When we talk with our sourcing and recruiting clients and our students about paid tools they invest in, we almost invariably learn that all or most Recruiters on the team have LinkedIn Recruiter (LIR) subscriptions. Our recent Facebook group poll has confirmed the same. Yet the majority of LIR users are unaware of its thee important features, that I cover below. It’s no wonder – help documents barely cover the features or not at all.
If your team uses LinkedIn Recruiter, consider signing up for lecture LinkedIn Recruiter and the Talent Pipeline – coming up on Wednesday, August 21st – and learn about these and other tips about the tool, that you won’t learn elsewhere.
- LIR advanced search is “not what it seems to be” – and not Boolean. With pretty much every search facet, there are interpretations of your input, that are mostly unintuitive and unanticipated (and are good to know about). I have written about some in my past blog posts (for example, LIR, unknowingly to users, brings in what “it thinks” are synonyms of a selected job title).
I have recently run into mysterious interpretations for location searches as well, applicable both to searches by a zip code/radius and by an area name. Here is, simply, a search for members in San Francisco Bay Area – yet it shows thousands of people who live outside of the Bay Area:
- The Import, a.k.a. “Talent Pipeline” is an incredibly powerful function included in LIR, yet about 90% of LIR users still seem to have never heard of it. (The name is misleading, too). You can import Excel spreadsheets and combine the imported data with LinkedIn’s in your work – this opens up a variety of use cases.

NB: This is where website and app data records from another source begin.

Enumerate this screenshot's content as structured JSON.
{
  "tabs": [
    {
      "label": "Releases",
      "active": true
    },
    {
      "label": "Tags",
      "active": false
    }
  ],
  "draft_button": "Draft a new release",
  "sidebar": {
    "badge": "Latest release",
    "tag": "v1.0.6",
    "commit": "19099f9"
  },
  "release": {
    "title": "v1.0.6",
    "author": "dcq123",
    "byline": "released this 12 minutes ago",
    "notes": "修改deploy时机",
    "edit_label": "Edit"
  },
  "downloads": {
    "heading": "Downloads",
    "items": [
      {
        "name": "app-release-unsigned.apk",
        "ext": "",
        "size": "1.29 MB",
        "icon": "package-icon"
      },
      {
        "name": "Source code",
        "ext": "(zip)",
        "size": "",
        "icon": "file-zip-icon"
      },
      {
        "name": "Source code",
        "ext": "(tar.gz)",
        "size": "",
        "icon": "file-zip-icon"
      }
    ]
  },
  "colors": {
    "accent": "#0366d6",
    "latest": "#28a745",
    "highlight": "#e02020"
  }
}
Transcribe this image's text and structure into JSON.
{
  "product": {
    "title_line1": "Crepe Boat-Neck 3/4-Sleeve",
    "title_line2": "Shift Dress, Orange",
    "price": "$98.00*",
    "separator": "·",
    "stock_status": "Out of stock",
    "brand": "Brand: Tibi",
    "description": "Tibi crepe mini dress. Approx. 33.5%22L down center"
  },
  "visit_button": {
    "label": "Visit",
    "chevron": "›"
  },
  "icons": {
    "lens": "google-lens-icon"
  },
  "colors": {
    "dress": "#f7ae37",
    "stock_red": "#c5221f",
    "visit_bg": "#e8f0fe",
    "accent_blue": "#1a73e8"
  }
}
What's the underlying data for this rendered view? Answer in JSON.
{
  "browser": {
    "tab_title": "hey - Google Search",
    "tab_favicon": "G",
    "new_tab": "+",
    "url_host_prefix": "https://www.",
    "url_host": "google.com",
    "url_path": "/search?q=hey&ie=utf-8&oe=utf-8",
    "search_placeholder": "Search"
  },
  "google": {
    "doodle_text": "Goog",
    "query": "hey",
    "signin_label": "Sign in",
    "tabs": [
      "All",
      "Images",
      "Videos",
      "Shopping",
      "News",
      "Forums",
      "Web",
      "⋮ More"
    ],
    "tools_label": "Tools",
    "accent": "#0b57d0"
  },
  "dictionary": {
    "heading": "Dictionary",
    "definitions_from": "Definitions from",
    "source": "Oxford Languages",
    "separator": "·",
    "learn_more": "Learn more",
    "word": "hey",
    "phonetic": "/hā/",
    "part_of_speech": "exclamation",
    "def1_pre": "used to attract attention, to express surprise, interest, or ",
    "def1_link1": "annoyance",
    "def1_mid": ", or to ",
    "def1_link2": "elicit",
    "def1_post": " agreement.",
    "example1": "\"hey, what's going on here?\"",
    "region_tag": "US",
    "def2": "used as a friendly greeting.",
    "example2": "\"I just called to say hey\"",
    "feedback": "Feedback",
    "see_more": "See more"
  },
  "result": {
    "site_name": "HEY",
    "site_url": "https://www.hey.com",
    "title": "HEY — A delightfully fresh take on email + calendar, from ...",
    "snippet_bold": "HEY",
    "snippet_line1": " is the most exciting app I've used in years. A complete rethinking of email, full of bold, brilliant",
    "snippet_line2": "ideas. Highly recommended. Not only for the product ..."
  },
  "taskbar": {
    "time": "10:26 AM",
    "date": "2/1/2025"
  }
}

Additionally, you would save on InMails. I wrote about it back in 2015.
- You can potentially reduce the number of LIR seats for your team by assigning “Hiring Managers” roles to some team members while keeping the team productivity up. Also covered in 2015.
If your team uses LinkedIn Recruiter, consider signing up for lecture LinkedIn Recruiter and the Talent Pipeline – Wednesday, August 21st – and learn about these and other tips about the tool, that you won’t learn elsewhere.